The root of the problem

There comes a time in all writers’ lives when, after years of studying the craft and traveling the world to gather new experiences, their art and their career culminate in that kismet moment called “I have aspired to define my generation, and yet here I am, writing about flowers.”

But unlike my peers who have run out of other things to discuss, I have a really good reason for writing about flowers: they’re the closest objects at hand at this particular moment. They’re inspiring me, these marigolds and snapdragons and unidentified volunteer squash plants — and not only with their luscious beauty. They’re also inspiring me with the realization that, by including them as an integral element of this piece, they may become a deductible business expense.

Now, I’m not one of those people who take advantage of our tax system by filing frivolous business expenses. I’m simply preserving my Jefferson-given right to pursue happiness, which, once a year, means I go to the garden center. To do that, I require all the cash I can get.

Garden centers, after all, transform perfectly rational human beings into perfectly irrational ones. I become a man obsessed. It’s like the more living beings I purchase, the more life I myself acquire. Ponce de León looked in all the wrong places for the Fountain of Youth; it exists in every garden center.

Wise people say that the only way money buys happiness is to give it away. Good thing, because I pass through that gate, and money loses all relative value under the influence of that wet dirt smell. I pay real money for pots with holes in the bottom, and I pay extra money for plates to hold whatever leaks and spills out of those holes.

I pay money for special dirt to put in those pots, even though there’s free dirt for sale on Craigslist. And then I pay money for a special vessel to carry water from my sink to these pots — which, I knew all along, would just leak out the bottom anyway.

And then I heap my cart full with plants I’m buying on spec. These plants are not native here, or else I would just dig them up myself. They did not evolve over millions of years to survive in the precise conditions of my front porch. I have no guarantee that these plants will thrive, let alone not die, over the course of a summer of wildfires, heat, too little rain, too much rain, deer, and my neighbor’s weird cat that enjoys eating flowers.

That all assumes I don’t kill them myself. But I don’t let that fear stop me from spending a month’s grocery budget on plants I will never eat, unless I kill and roast that cat. Obviously, though, I don’t hoard flowers for any practical reason. They are not things I need, but they help keep my house from looking abandoned.

I can’t say the same for other things I don’t need in life — things I have already gotten rid of, as a matter of fact, but that somehow keep finding their way back to me. Since you brought it up, one such relic haunting me from my past is a vibrating football game.

This game makes garden-center shopping look like a well-organized activity. You place small plastic football players on a metal field, plug the field into a wall socket, and the figures buzz in circles until they congregate in a clump along the edge of the field. Play goes until you realize, at 8 years old, that your life is worth more than this.

I did not throw away the game, though.

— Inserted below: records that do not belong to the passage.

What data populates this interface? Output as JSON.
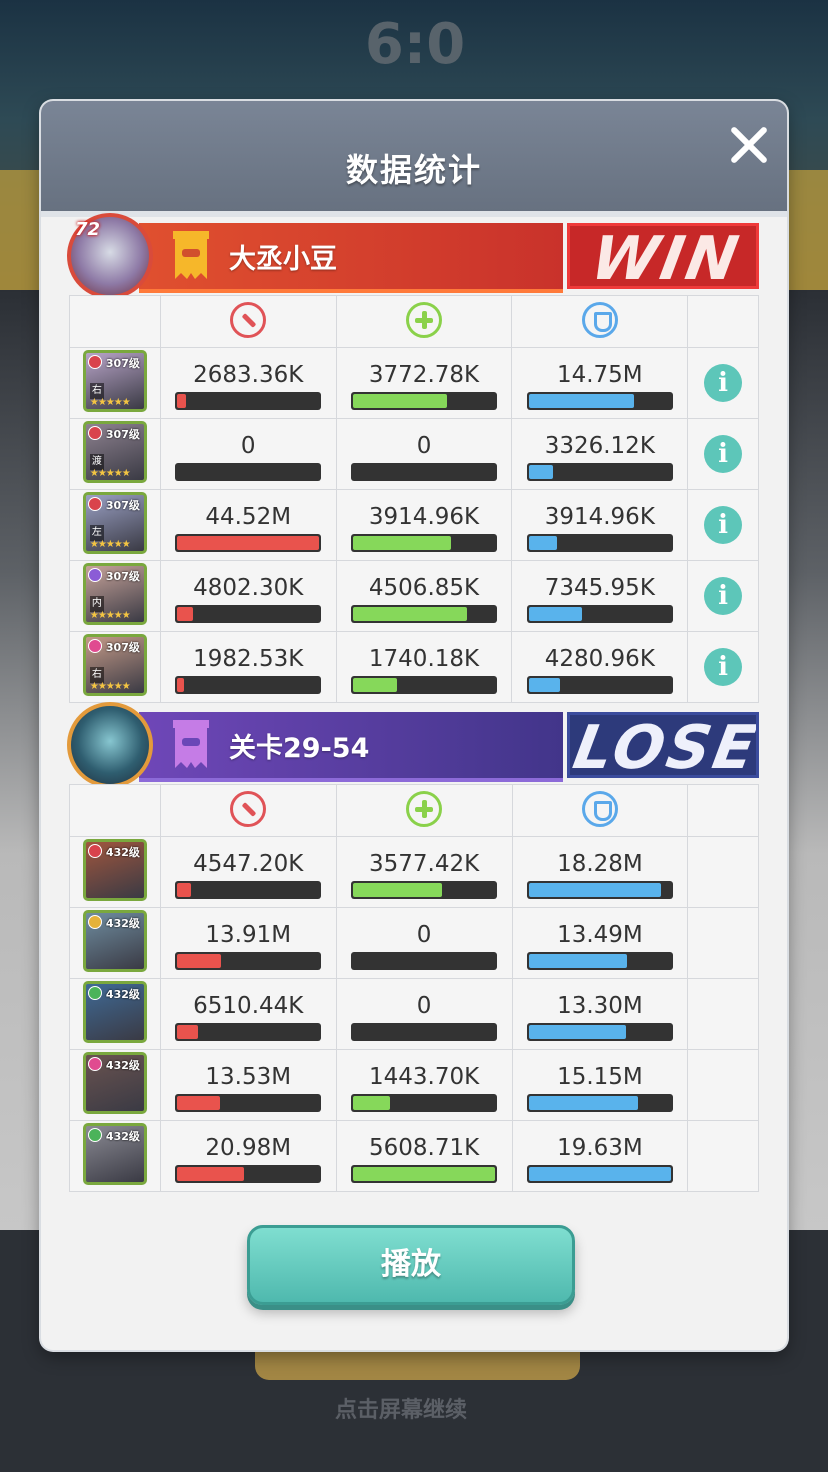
{
  "background": {
    "score": "6:0",
    "bottom_hint": "点击屏幕继续"
  },
  "panel": {
    "title": "数据统计",
    "close_icon": "close-icon"
  },
  "colors": {
    "damage": "#e9534d",
    "heal": "#86d85a",
    "defense": "#59b3ec",
    "info": "#5dc6b9",
    "play_button": "#5dc6b9"
  },
  "teams": [
    {
      "name": "大丞小豆",
      "level": "72",
      "result": "WIN",
      "has_info": true,
      "heroes": [
        {
          "level": "307级",
          "position": "右",
          "damage": "2683.36K",
          "damage_pct": 0.06,
          "heal": "3772.78K",
          "heal_pct": 0.66,
          "defense": "14.75M",
          "defense_pct": 0.74
        },
        {
          "level": "307级",
          "position": "渡",
          "damage": "0",
          "damage_pct": 0,
          "heal": "0",
          "heal_pct": 0,
          "defense": "3326.12K",
          "defense_pct": 0.17
        },
        {
          "level": "307级",
          "position": "左",
          "damage": "44.52M",
          "damage_pct": 1.0,
          "heal": "3914.96K",
          "heal_pct": 0.69,
          "defense": "3914.96K",
          "defense_pct": 0.2
        },
        {
          "level": "307级",
          "position": "内",
          "damage": "4802.30K",
          "damage_pct": 0.11,
          "heal": "4506.85K",
          "heal_pct": 0.8,
          "defense": "7345.95K",
          "defense_pct": 0.37
        },
        {
          "level": "307级",
          "position": "右",
          "damage": "1982.53K",
          "damage_pct": 0.05,
          "heal": "1740.18K",
          "heal_pct": 0.31,
          "defense": "4280.96K",
          "defense_pct": 0.22
        }
      ]
    },
    {
      "name": "关卡29-54",
      "result": "LOSE",
      "has_info": false,
      "heroes": [
        {
          "level": "432级",
          "damage": "4547.20K",
          "damage_pct": 0.1,
          "heal": "3577.42K",
          "heal_pct": 0.63,
          "defense": "18.28M",
          "defense_pct": 0.93
        },
        {
          "level": "432级",
          "damage": "13.91M",
          "damage_pct": 0.31,
          "heal": "0",
          "heal_pct": 0,
          "defense": "13.49M",
          "defense_pct": 0.69
        },
        {
          "level": "432级",
          "damage": "6510.44K",
          "damage_pct": 0.15,
          "heal": "0",
          "heal_pct": 0,
          "defense": "13.30M",
          "defense_pct": 0.68
        },
        {
          "level": "432级",
          "damage": "13.53M",
          "damage_pct": 0.3,
          "heal": "1443.70K",
          "heal_pct": 0.26,
          "defense": "15.15M",
          "defense_pct": 0.77
        },
        {
          "level": "432级",
          "damage": "20.98M",
          "damage_pct": 0.47,
          "heal": "5608.71K",
          "heal_pct": 1.0,
          "defense": "19.63M",
          "defense_pct": 1.0
        }
      ]
    }
  ],
  "play_button": "播放"
}
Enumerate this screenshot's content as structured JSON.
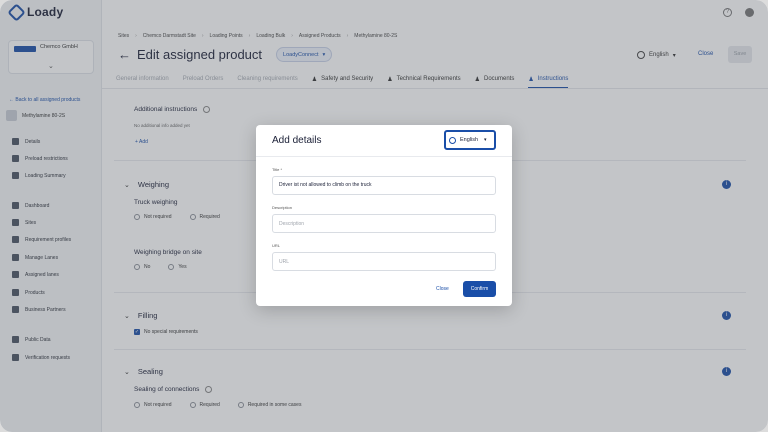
{
  "app": {
    "logo": "Loady"
  },
  "sidebar": {
    "company": "Chemco GmbH",
    "back_link": "← Back to all assigned products",
    "product": "Methylamine 80-2S",
    "items": [
      {
        "label": "Details",
        "icon": "box-icon"
      },
      {
        "label": "Preload restrictions",
        "icon": "doc-icon"
      },
      {
        "label": "Loading Summary",
        "icon": "box-icon"
      },
      {
        "label": "Dashboard",
        "icon": "grid-icon"
      },
      {
        "label": "Sites",
        "icon": "building-icon"
      },
      {
        "label": "Requirement profiles",
        "icon": "doc-icon"
      },
      {
        "label": "Manage Lanes",
        "icon": "lanes-icon"
      },
      {
        "label": "Assigned lanes",
        "icon": "person-plus-icon"
      },
      {
        "label": "Products",
        "icon": "box-icon"
      },
      {
        "label": "Business Partners",
        "icon": "building-icon"
      },
      {
        "label": "Public Data",
        "icon": "table-icon"
      },
      {
        "label": "Verification requests",
        "icon": "doc-icon"
      }
    ]
  },
  "header": {
    "breadcrumb": [
      "Sites",
      "Chemco Darmstadt Site",
      "Loading Points",
      "Loading Bulk",
      "Assigned Products",
      "Methylamine 80-2S"
    ],
    "title": "Edit assigned product",
    "connect": "LoadyConnect",
    "language": "English",
    "close": "Close",
    "save": "Save"
  },
  "tabs": [
    {
      "label": "General information",
      "muted": true
    },
    {
      "label": "Preload Orders",
      "muted": true
    },
    {
      "label": "Cleaning requirements",
      "muted": true
    },
    {
      "label": "Safety and Security"
    },
    {
      "label": "Technical Requirements"
    },
    {
      "label": "Documents"
    },
    {
      "label": "Instructions",
      "active": true
    }
  ],
  "content": {
    "additional_instructions": "Additional instructions",
    "no_instructions": "No additional info added yet",
    "add": "+ Add",
    "weighing": {
      "title": "Weighing",
      "truck_weighing": "Truck weighing",
      "truck_options": [
        "Not required",
        "Required"
      ],
      "bridge": "Weighing bridge on site",
      "bridge_options": [
        "No",
        "Yes"
      ]
    },
    "filling": {
      "title": "Filling",
      "option": "No special requirements"
    },
    "sealing": {
      "title": "Sealing",
      "connections": "Sealing of connections",
      "options": [
        "Not required",
        "Required",
        "Required in some cases"
      ]
    }
  },
  "modal": {
    "title": "Add details",
    "language": "English",
    "title_label": "Title *",
    "title_value": "Driver ist not allowed to climb on the truck",
    "description_label": "Description",
    "description_placeholder": "Description",
    "url_label": "URL",
    "url_placeholder": "URL",
    "close": "Close",
    "confirm": "Confirm"
  }
}
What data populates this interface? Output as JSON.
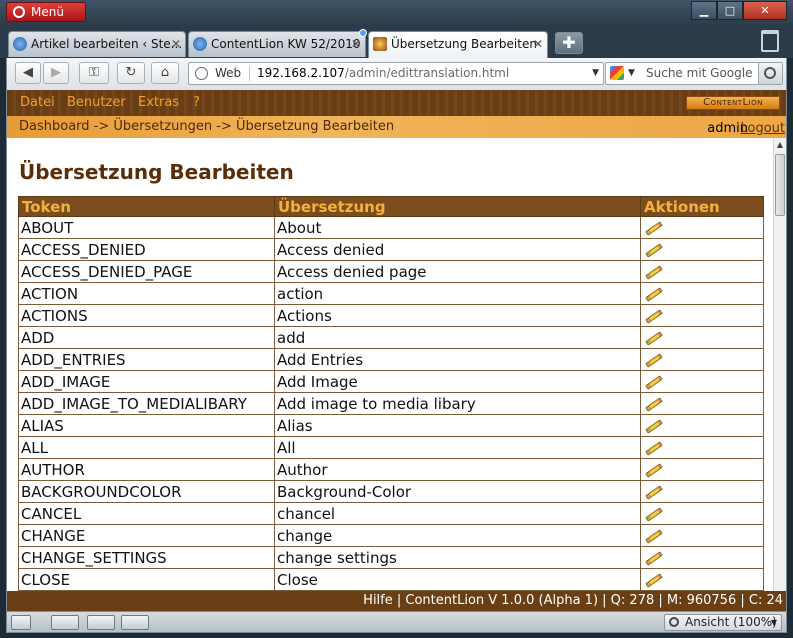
{
  "browser": {
    "menu_label": "Menü",
    "tabs": [
      {
        "title": "Artikel bearbeiten ‹ Ste..."
      },
      {
        "title": "ContentLion KW 52/2010"
      },
      {
        "title": "Übersetzung Bearbeiten"
      }
    ],
    "address": {
      "web_label": "Web",
      "host": "192.168.2.107",
      "path": "/admin/edittranslation.html"
    },
    "search_placeholder": "Suche mit Google",
    "zoom_label": "Ansicht (100%)"
  },
  "site": {
    "menu": [
      "Datei",
      "Benutzer",
      "Extras",
      "?"
    ],
    "brand": "ContentLion",
    "breadcrumb": "Dashboard -> Übersetzungen -> Übersetzung Bearbeiten",
    "username": "admin",
    "separator": "|",
    "logout_label": "Logout",
    "heading": "Übersetzung Bearbeiten",
    "table": {
      "headers": [
        "Token",
        "Übersetzung",
        "Aktionen"
      ],
      "rows": [
        [
          "ABOUT",
          "About"
        ],
        [
          "ACCESS_DENIED",
          "Access denied"
        ],
        [
          "ACCESS_DENIED_PAGE",
          "Access denied page"
        ],
        [
          "ACTION",
          "action"
        ],
        [
          "ACTIONS",
          "Actions"
        ],
        [
          "ADD",
          "add"
        ],
        [
          "ADD_ENTRIES",
          "Add Entries"
        ],
        [
          "ADD_IMAGE",
          "Add Image"
        ],
        [
          "ADD_IMAGE_TO_MEDIALIBARY",
          "Add image to media libary"
        ],
        [
          "ALIAS",
          "Alias"
        ],
        [
          "ALL",
          "All"
        ],
        [
          "AUTHOR",
          "Author"
        ],
        [
          "BACKGROUNDCOLOR",
          "Background-Color"
        ],
        [
          "CANCEL",
          "chancel"
        ],
        [
          "CHANGE",
          "change"
        ],
        [
          "CHANGE_SETTINGS",
          "change settings"
        ],
        [
          "CLOSE",
          "Close"
        ]
      ]
    },
    "footer": "Hilfe | ContentLion V 1.0.0 (Alpha 1) | Q: 278 | M: 960756 | C: 24"
  }
}
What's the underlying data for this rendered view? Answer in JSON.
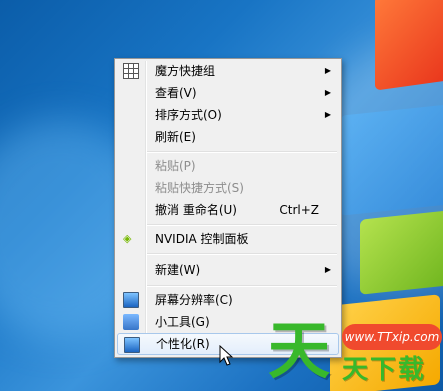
{
  "context_menu": {
    "items": [
      {
        "label": "魔方快捷组",
        "shortcut": "",
        "submenu": true,
        "disabled": false,
        "icon": "grid-icon"
      },
      {
        "label": "查看(V)",
        "shortcut": "",
        "submenu": true,
        "disabled": false,
        "icon": ""
      },
      {
        "label": "排序方式(O)",
        "shortcut": "",
        "submenu": true,
        "disabled": false,
        "icon": ""
      },
      {
        "label": "刷新(E)",
        "shortcut": "",
        "submenu": false,
        "disabled": false,
        "icon": ""
      },
      {
        "label": "粘贴(P)",
        "shortcut": "",
        "submenu": false,
        "disabled": true,
        "icon": ""
      },
      {
        "label": "粘贴快捷方式(S)",
        "shortcut": "",
        "submenu": false,
        "disabled": true,
        "icon": ""
      },
      {
        "label": "撤消 重命名(U)",
        "shortcut": "Ctrl+Z",
        "submenu": false,
        "disabled": false,
        "icon": ""
      },
      {
        "label": "NVIDIA 控制面板",
        "shortcut": "",
        "submenu": false,
        "disabled": false,
        "icon": "nvidia-icon"
      },
      {
        "label": "新建(W)",
        "shortcut": "",
        "submenu": true,
        "disabled": false,
        "icon": ""
      },
      {
        "label": "屏幕分辨率(C)",
        "shortcut": "",
        "submenu": false,
        "disabled": false,
        "icon": "monitor-icon"
      },
      {
        "label": "小工具(G)",
        "shortcut": "",
        "submenu": false,
        "disabled": false,
        "icon": "gadget-icon"
      },
      {
        "label": "个性化(R)",
        "shortcut": "",
        "submenu": false,
        "disabled": false,
        "icon": "personalize-icon",
        "hover": true
      }
    ],
    "submenu_arrow": "▶"
  },
  "watermark": {
    "logo_char": "天",
    "url": "www.TTxip.com",
    "name": "天下载"
  },
  "colors": {
    "desktop_blue": "#1874c4",
    "menu_bg": "#f0f0f0",
    "hover_border": "#a8c8eb",
    "disabled_text": "#8d8d8d",
    "watermark_green": "#38b82b",
    "watermark_red": "#f04a2e"
  }
}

I refuse to drop possessions in the garbage if they have any semblance of life in them, because I won’t have clogging our landfills on my conscience. So I make other people take my stuff so they can clog the landfill on their conscience.

That’s why I gave away that game more than two decades ago, to my mom’s friend’s son. Just last week, they texted me to ask if I would like my game back. I decided to change my cell-phone number and pretend I never got the text, because I really don’t want to see that thing ever again.

And that’s when I realized why I enjoy my flowers so much. It’s not for the aesthetic pleasures opening for me at dawn. It’s for the reminder that life is fleeting, and I don’t want to waste my precious life on things like the worst game ever invented. The only certainties for my flowers, as well as myself, are death and taxes. That’s a pretty deductible deduction, if you ask me.

Zach Hively writes from Durango, Colo. He can be read and reached at

From Zach Hively.